Retrieve every line of the data holding the word "value".
(Beginning of Excerpted records)
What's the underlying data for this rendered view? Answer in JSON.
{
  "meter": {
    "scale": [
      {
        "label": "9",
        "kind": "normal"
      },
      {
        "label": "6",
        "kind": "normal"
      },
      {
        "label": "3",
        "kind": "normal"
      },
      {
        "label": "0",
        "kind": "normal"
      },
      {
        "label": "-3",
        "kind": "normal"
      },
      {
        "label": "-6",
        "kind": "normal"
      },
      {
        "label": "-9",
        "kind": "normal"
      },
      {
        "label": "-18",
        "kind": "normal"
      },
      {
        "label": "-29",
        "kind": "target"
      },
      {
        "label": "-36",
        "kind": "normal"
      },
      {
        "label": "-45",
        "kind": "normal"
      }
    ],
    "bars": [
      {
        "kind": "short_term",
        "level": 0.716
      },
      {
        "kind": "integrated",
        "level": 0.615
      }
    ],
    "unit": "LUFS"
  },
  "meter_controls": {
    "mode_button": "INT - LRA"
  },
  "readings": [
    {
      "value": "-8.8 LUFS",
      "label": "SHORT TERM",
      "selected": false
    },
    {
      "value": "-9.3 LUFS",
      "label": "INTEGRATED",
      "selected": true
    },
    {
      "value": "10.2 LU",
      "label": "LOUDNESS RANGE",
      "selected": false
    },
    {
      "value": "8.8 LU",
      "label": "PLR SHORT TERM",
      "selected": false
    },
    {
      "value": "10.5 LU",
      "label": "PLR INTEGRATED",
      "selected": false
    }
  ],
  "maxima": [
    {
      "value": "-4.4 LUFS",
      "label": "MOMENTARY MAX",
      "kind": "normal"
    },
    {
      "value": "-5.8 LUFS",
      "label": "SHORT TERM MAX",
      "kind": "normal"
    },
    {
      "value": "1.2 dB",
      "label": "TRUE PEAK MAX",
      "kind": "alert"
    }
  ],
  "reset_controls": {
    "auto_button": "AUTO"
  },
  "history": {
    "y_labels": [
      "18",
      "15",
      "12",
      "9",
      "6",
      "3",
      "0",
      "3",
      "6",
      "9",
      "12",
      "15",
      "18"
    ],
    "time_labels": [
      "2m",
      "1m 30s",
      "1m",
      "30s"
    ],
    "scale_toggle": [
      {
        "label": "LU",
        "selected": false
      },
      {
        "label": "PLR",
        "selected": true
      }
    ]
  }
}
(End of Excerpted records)
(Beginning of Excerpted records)
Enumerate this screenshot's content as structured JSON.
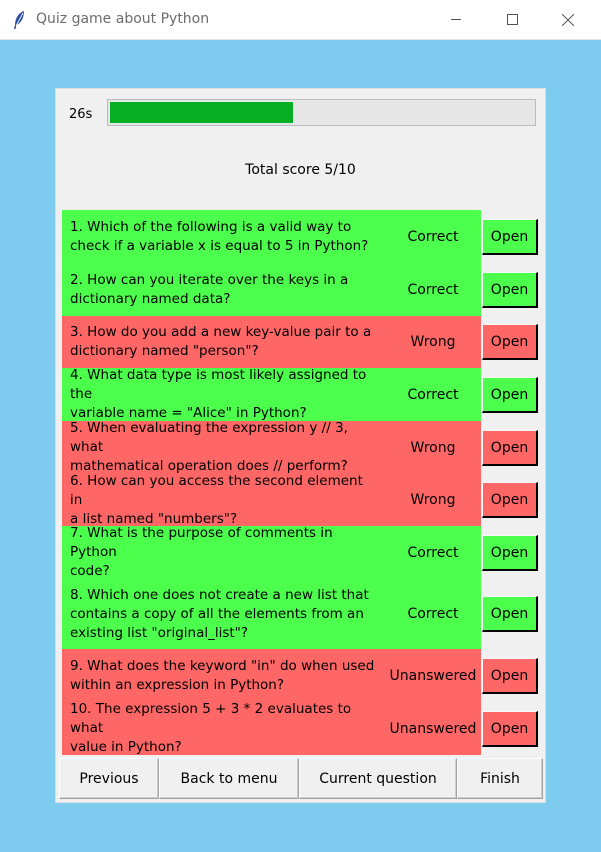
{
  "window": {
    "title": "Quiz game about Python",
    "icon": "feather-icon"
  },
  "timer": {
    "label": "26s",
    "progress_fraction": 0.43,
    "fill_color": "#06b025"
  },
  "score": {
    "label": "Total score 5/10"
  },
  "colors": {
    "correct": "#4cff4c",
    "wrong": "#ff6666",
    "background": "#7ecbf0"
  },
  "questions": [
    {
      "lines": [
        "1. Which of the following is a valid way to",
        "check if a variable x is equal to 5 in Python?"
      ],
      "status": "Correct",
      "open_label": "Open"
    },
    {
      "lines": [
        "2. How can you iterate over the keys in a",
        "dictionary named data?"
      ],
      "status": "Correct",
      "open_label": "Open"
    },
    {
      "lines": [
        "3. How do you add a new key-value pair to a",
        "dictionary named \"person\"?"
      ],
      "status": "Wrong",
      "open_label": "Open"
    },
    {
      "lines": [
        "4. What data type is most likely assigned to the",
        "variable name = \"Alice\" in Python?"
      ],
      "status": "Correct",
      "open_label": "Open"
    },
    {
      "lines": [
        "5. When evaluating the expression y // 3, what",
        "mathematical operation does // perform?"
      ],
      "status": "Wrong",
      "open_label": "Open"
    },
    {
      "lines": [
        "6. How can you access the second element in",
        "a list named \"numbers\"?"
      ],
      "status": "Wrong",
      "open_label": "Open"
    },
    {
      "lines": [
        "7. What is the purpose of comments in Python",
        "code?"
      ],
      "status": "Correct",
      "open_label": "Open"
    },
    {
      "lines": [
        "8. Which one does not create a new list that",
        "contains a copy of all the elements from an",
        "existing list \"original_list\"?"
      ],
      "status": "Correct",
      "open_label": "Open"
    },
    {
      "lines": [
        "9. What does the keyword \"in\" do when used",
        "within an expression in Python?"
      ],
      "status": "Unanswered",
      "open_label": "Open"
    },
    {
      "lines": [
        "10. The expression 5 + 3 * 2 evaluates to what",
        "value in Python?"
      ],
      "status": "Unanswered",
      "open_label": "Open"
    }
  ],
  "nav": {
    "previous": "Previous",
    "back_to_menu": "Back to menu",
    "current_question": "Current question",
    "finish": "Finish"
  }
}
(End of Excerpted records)
> **Answer box**:
      "value": "-8.8 LUFS",
      "value": "-9.3 LUFS",
      "value": "10.2 LU",
      "value": "8.8 LU",
      "value": "10.5 LU",
      "value": "-4.4 LUFS",
      "value": "-5.8 LUFS",
      "value": "1.2 dB",
        "3. How do you add a new key-value pair to a",
        "value in Python?"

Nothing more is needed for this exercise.